Hurd wanted to see the man he called “the chief devil”. According to Hurd’s attorney Steven was not referring to the head of the Church of Satan, Anton LaVey.

For his part, LaVey was dismissive of many of the so-called devil worshipers of the time and referred to them as: “kooks and creeps who are out of their minds on drugs.”  Maybe LaVey wasn’t Hurd’s chief devil, but I can’t imagine Steven passing up an opportunity to see LaVey’s documentary film SATANIS, released in March 1970.

satanis

The drive up north was particularly bizarre. Hurd was on a mission to visit with the chief devil, whoever he was, and Melanie Daniels wanted to visit a boyfriend of hers who was doing time in San Quentin. Daniels actually got as far as the gate of the prison where guards turned her away.

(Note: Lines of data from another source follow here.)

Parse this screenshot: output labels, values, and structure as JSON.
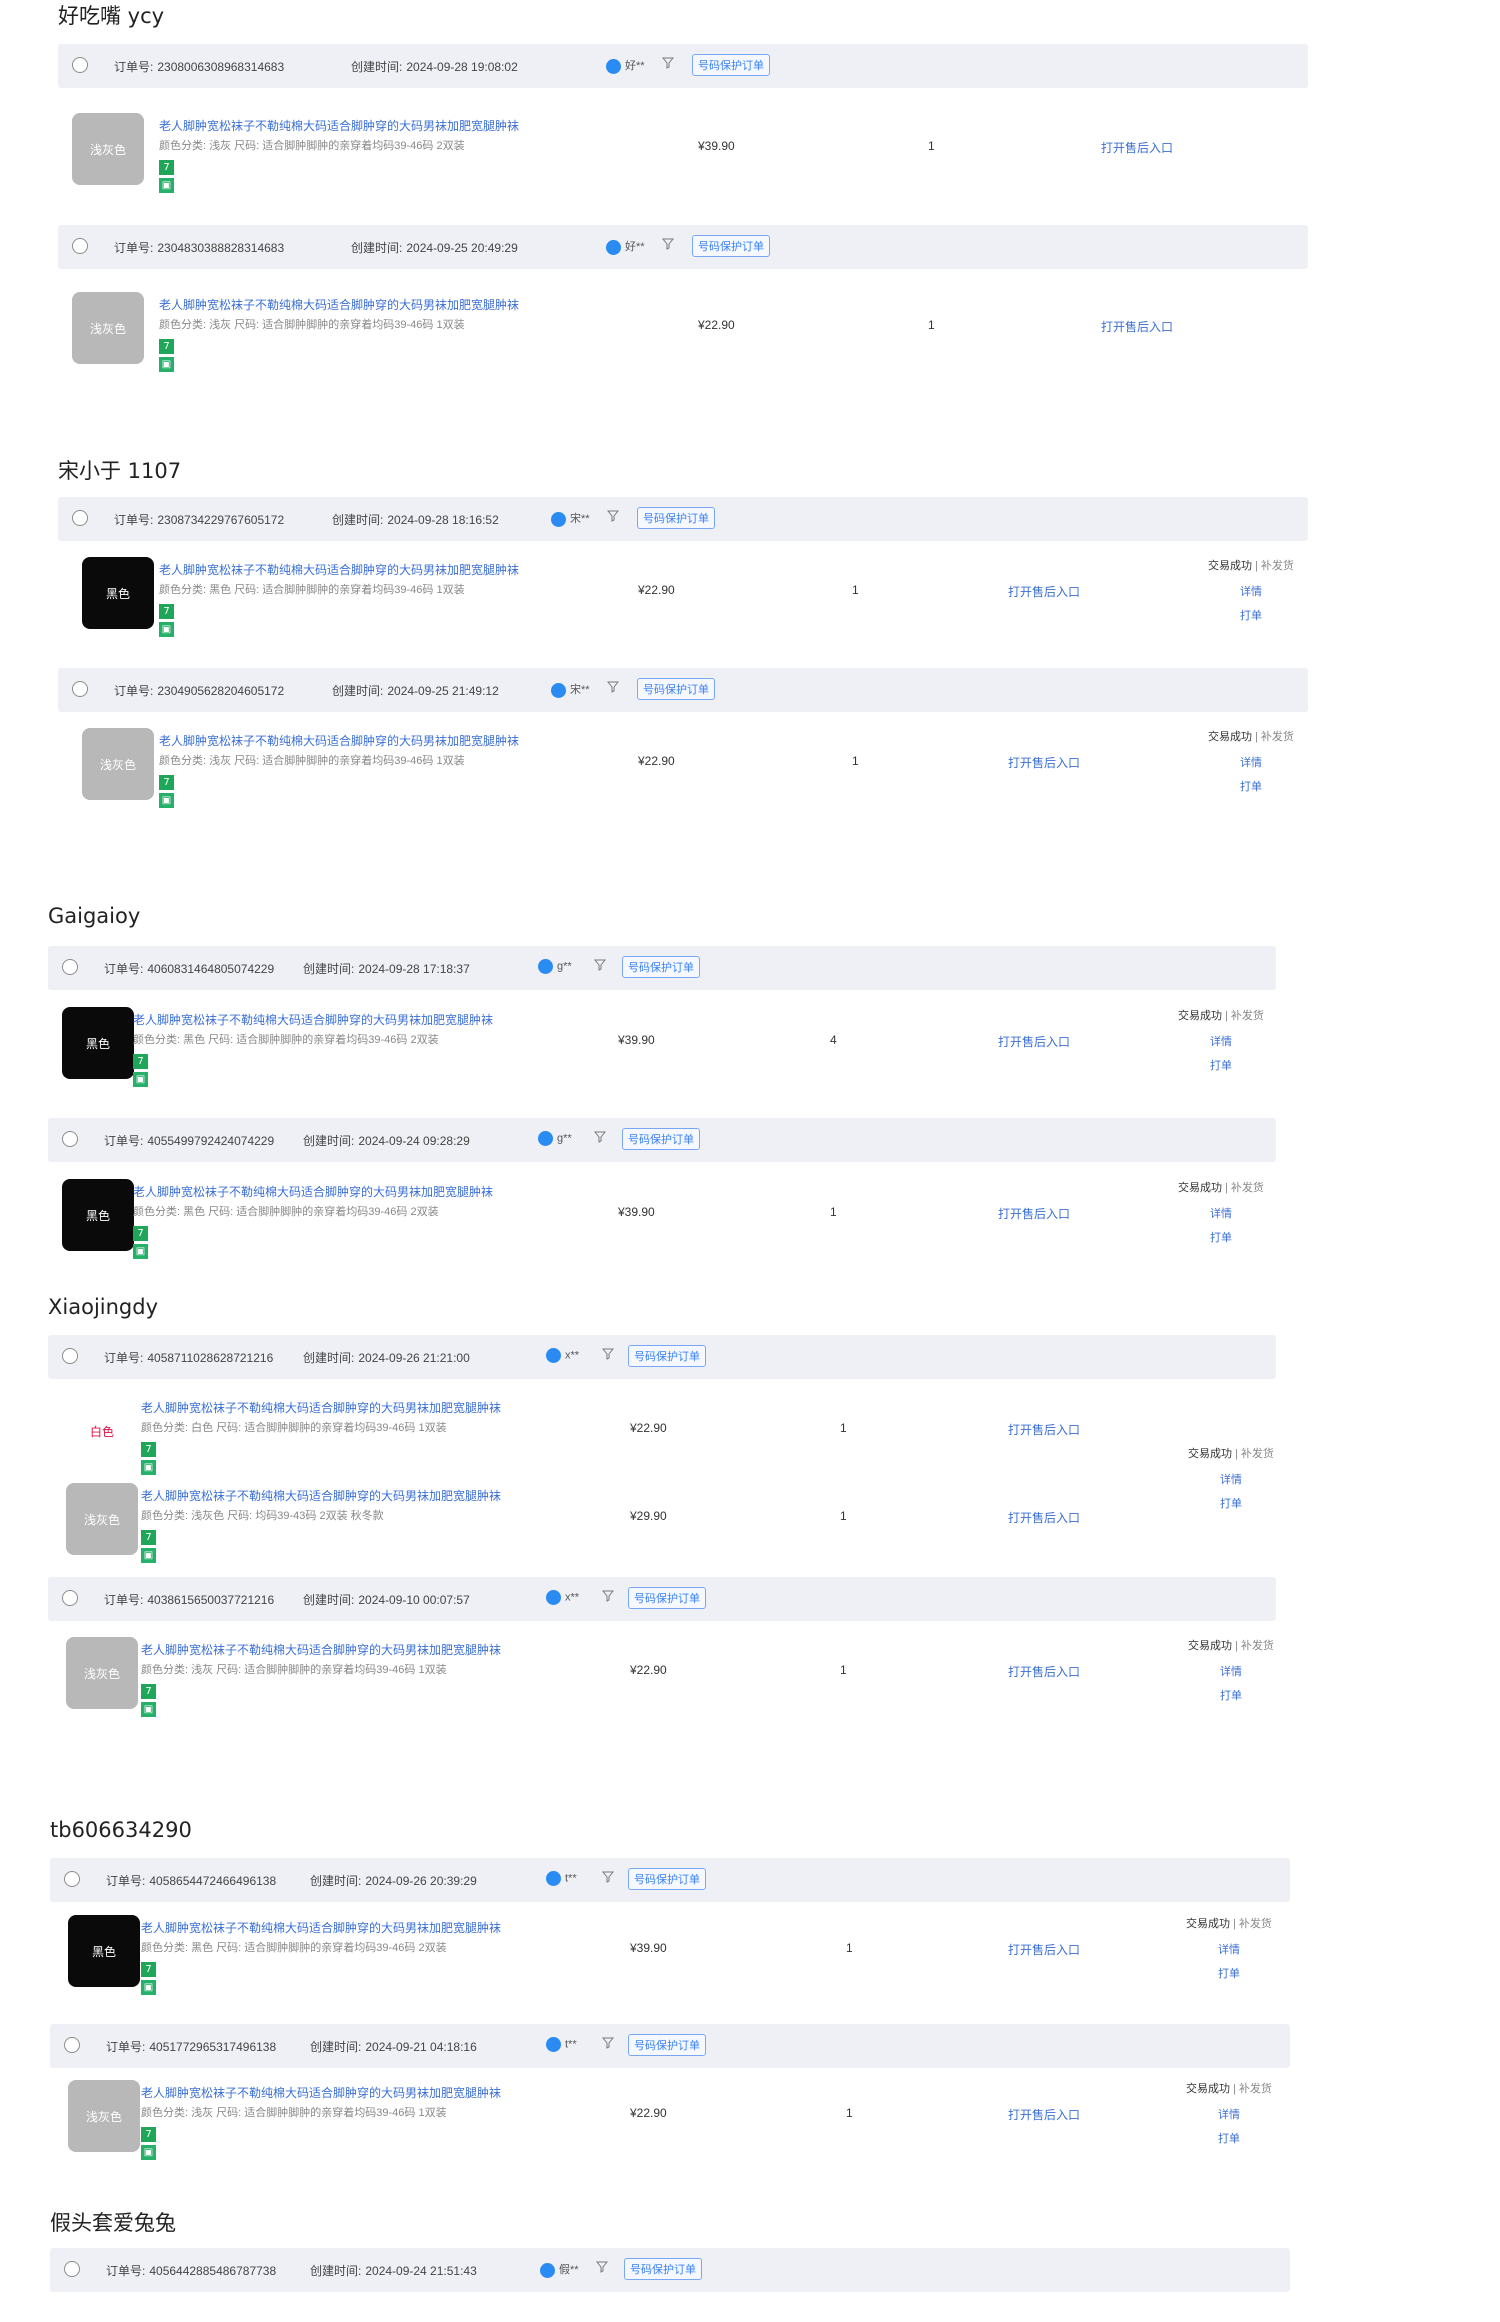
{
  "labels": {
    "order_no": "订单号:",
    "created": "创建时间:",
    "protect_tag": "号码保护订单",
    "after_sale": "打开售后入口",
    "status_ok": "交易成功",
    "detail": "详情",
    "print": "打单",
    "extra_sep": "| 补发货"
  },
  "product_title": "老人脚肿宽松袜子不勒纯棉大码适合脚肿穿的大码男袜加肥宽腿肿袜",
  "sections": [
    {
      "shop": "好吃嘴 ycy",
      "orders": [
        {
          "order_no": "2308006308968314683",
          "created": "2024-09-28 19:08:02",
          "buyer": "好**",
          "items": [
            {
              "thumb": "浅灰色",
              "spec": "颜色分类: 浅灰  尺码: 适合脚肿脚肿的亲穿着均码39-46码 2双装",
              "price": "¥39.90",
              "qty": "1"
            }
          ]
        },
        {
          "order_no": "2304830388828314683",
          "created": "2024-09-25 20:49:29",
          "buyer": "好**",
          "items": [
            {
              "thumb": "浅灰色",
              "spec": "颜色分类: 浅灰  尺码: 适合脚肿脚肿的亲穿着均码39-46码 1双装",
              "price": "¥22.90",
              "qty": "1"
            }
          ]
        }
      ]
    },
    {
      "shop": "宋小于 1107",
      "orders": [
        {
          "order_no": "2308734229767605172",
          "created": "2024-09-28 18:16:52",
          "buyer": "宋**",
          "items": [
            {
              "thumb": "黑色",
              "spec": "颜色分类: 黑色  尺码: 适合脚肿脚肿的亲穿着均码39-46码 1双装",
              "price": "¥22.90",
              "qty": "1"
            }
          ]
        },
        {
          "order_no": "2304905628204605172",
          "created": "2024-09-25 21:49:12",
          "buyer": "宋**",
          "items": [
            {
              "thumb": "浅灰色",
              "spec": "颜色分类: 浅灰  尺码: 适合脚肿脚肿的亲穿着均码39-46码 1双装",
              "price": "¥22.90",
              "qty": "1"
            }
          ]
        }
      ]
    },
    {
      "shop": "Gaigaioy",
      "orders": [
        {
          "order_no": "4060831464805074229",
          "created": "2024-09-28 17:18:37",
          "buyer": "g**",
          "items": [
            {
              "thumb": "黑色",
              "spec": "颜色分类: 黑色  尺码: 适合脚肿脚肿的亲穿着均码39-46码 2双装",
              "price": "¥39.90",
              "qty": "4"
            }
          ]
        },
        {
          "order_no": "4055499792424074229",
          "created": "2024-09-24 09:28:29",
          "buyer": "g**",
          "items": [
            {
              "thumb": "黑色",
              "spec": "颜色分类: 黑色  尺码: 适合脚肿脚肿的亲穿着均码39-46码 2双装",
              "price": "¥39.90",
              "qty": "1"
            }
          ]
        }
      ]
    },
    {
      "shop": "Xiaojingdy",
      "orders": [
        {
          "order_no": "4058711028628721216",
          "created": "2024-09-26 21:21:00",
          "buyer": "x**",
          "items": [
            {
              "thumb": "白色",
              "spec": "颜色分类: 白色  尺码: 适合脚肿脚肿的亲穿着均码39-46码 1双装",
              "price": "¥22.90",
              "qty": "1"
            },
            {
              "thumb": "浅灰色",
              "spec": "颜色分类: 浅灰色  尺码: 均码39-43码 2双装 秋冬款",
              "price": "¥29.90",
              "qty": "1"
            }
          ]
        },
        {
          "order_no": "4038615650037721216",
          "created": "2024-09-10 00:07:57",
          "buyer": "x**",
          "items": [
            {
              "thumb": "浅灰色",
              "spec": "颜色分类: 浅灰  尺码: 适合脚肿脚肿的亲穿着均码39-46码 1双装",
              "price": "¥22.90",
              "qty": "1"
            }
          ]
        }
      ]
    },
    {
      "shop": "tb606634290",
      "orders": [
        {
          "order_no": "4058654472466496138",
          "created": "2024-09-26 20:39:29",
          "buyer": "t**",
          "items": [
            {
              "thumb": "黑色",
              "spec": "颜色分类: 黑色  尺码: 适合脚肿脚肿的亲穿着均码39-46码 2双装",
              "price": "¥39.90",
              "qty": "1"
            }
          ]
        },
        {
          "order_no": "4051772965317496138",
          "created": "2024-09-21 04:18:16",
          "buyer": "t**",
          "items": [
            {
              "thumb": "浅灰色",
              "spec": "颜色分类: 浅灰  尺码: 适合脚肿脚肿的亲穿着均码39-46码 1双装",
              "price": "¥22.90",
              "qty": "1"
            }
          ]
        }
      ]
    },
    {
      "shop": "假头套爱兔兔",
      "orders": [
        {
          "order_no": "4056442885486787738",
          "created": "2024-09-24 21:51:43",
          "buyer": "假**",
          "items": []
        }
      ]
    }
  ],
  "colors": {
    "header_bg": "#eef0f6",
    "link": "#3b6fd4",
    "badge_green": "#1fa659",
    "ww_blue": "#2a8bf2"
  },
  "icons": {
    "buyer": "wangwang-icon",
    "filter": "filter-icon",
    "badge7": "seven-day-return-icon",
    "badgeShop": "shop-badge-icon"
  }
}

The group drove Florence Brown’s car south again where they abandoned and then torched the station wagon in Los Gatos. The drifters split up there, each hitchhiking back to Orange County where they were arrested.

murder suspects

Because the band of drifters included three juveniles, Craig “Moose” Hulse (16), Herman Taylor (17), and Christopher “Gypsy” Gibboney, the Orange County D.A. had to decide if the young killers would be tried as adults. Another issue for the law was whether or not the criminals in the case were sane enough to stand trial.

NEXT TIME: Case wrap-up.

Film Noir Friday: The Hitchhiker [1953]

hitch-hiker-poster2My posts this week have been about a personal experience. Years ago my brother’s best friend and I picked up a hitchhiker — he was a guy we knew but hadn’t seen in a while. When we picked him up we didn’t know that just days later he would be arrested in connection with two murders.

I’ll be wrapping up the series The Devil in Orange County over the next day or so.

Meanwhile, it is Film Noir Friday, and tonight’s feature is THE HITCHHIKER, starring Edmond O’Brien, Frank Lovejoy, William Talman and directed by Ida Lupino. The tagline for the film was great: “There’s death in his upraised thumb!”

From Wikipedia:

Critic John Krewson lauded the work of Ida Lupino, and wrote, “As a screenwriter and director, Lupino had an eye for the emotional truth hidden within the taboo or mundane, making a series of B-styled pictures which featured sympathetic, honest portrayals of such controversial subjects as unmarried mothers, bigamy, and rape…in The Hitch-Hiker, arguably Lupino’s best film and the only true noir directed by a woman, two utterly average middle-class American men are held at gunpoint and slowly psychologically broken by a serial killer. In addition to her critical but compassionate sensibility, Lupino had a great filmmaker’s eye, using the starkly beautiful street scenes in Not Wanted and the gorgeous, ever-present loneliness of empty highways in The Hitch-Hiker to set her characters apart.

ENJOY THE FILM!